§ Exercise materials:
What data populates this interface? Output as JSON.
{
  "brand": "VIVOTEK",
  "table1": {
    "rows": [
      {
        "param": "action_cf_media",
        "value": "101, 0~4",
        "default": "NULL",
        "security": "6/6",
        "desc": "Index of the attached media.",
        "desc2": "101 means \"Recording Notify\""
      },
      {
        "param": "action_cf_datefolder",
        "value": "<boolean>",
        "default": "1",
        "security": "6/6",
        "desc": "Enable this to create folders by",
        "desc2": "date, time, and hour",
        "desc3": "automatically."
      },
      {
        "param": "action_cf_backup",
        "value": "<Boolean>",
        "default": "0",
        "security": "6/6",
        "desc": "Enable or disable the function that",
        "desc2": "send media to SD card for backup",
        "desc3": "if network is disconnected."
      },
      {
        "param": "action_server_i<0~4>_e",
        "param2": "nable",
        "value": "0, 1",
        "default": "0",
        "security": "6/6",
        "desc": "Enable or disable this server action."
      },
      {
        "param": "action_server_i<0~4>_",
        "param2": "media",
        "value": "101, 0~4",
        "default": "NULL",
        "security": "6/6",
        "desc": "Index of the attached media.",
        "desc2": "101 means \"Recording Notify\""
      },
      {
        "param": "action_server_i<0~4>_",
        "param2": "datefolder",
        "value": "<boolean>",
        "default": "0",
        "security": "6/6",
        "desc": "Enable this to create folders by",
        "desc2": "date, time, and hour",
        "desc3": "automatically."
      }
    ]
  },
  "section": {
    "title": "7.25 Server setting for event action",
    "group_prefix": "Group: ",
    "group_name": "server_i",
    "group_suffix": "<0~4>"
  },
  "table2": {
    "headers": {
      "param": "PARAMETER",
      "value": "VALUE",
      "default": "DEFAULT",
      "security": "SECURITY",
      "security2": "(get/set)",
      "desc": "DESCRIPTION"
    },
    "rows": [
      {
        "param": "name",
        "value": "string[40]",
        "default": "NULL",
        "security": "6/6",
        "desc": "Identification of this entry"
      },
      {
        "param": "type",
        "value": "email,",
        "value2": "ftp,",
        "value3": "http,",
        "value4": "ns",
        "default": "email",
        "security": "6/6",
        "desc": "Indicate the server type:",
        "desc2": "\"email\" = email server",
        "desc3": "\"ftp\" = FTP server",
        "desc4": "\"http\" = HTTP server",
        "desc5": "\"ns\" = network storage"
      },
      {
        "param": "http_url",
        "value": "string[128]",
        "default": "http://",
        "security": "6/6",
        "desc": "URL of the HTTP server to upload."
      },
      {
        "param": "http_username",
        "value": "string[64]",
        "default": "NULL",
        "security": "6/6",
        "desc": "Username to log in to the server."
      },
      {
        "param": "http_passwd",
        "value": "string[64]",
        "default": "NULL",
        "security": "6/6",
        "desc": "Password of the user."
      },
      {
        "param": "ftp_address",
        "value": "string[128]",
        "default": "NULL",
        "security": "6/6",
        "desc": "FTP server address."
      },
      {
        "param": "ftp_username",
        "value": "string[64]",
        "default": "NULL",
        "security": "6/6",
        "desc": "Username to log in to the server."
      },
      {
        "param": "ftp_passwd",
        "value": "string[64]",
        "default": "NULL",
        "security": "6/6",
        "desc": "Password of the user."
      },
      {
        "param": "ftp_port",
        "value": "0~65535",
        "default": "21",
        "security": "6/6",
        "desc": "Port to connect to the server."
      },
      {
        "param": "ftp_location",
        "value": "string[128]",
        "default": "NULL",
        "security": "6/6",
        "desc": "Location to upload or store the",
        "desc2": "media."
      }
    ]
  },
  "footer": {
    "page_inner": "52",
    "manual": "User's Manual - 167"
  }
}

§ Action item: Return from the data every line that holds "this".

§ Answer box:
What data populates this interface? Output as JSON.
        "desc": "Enable this to create folders by",
        "desc": "Enable or disable this server action."
        "desc": "Enable this to create folders by",
        "desc": "Identification of this entry"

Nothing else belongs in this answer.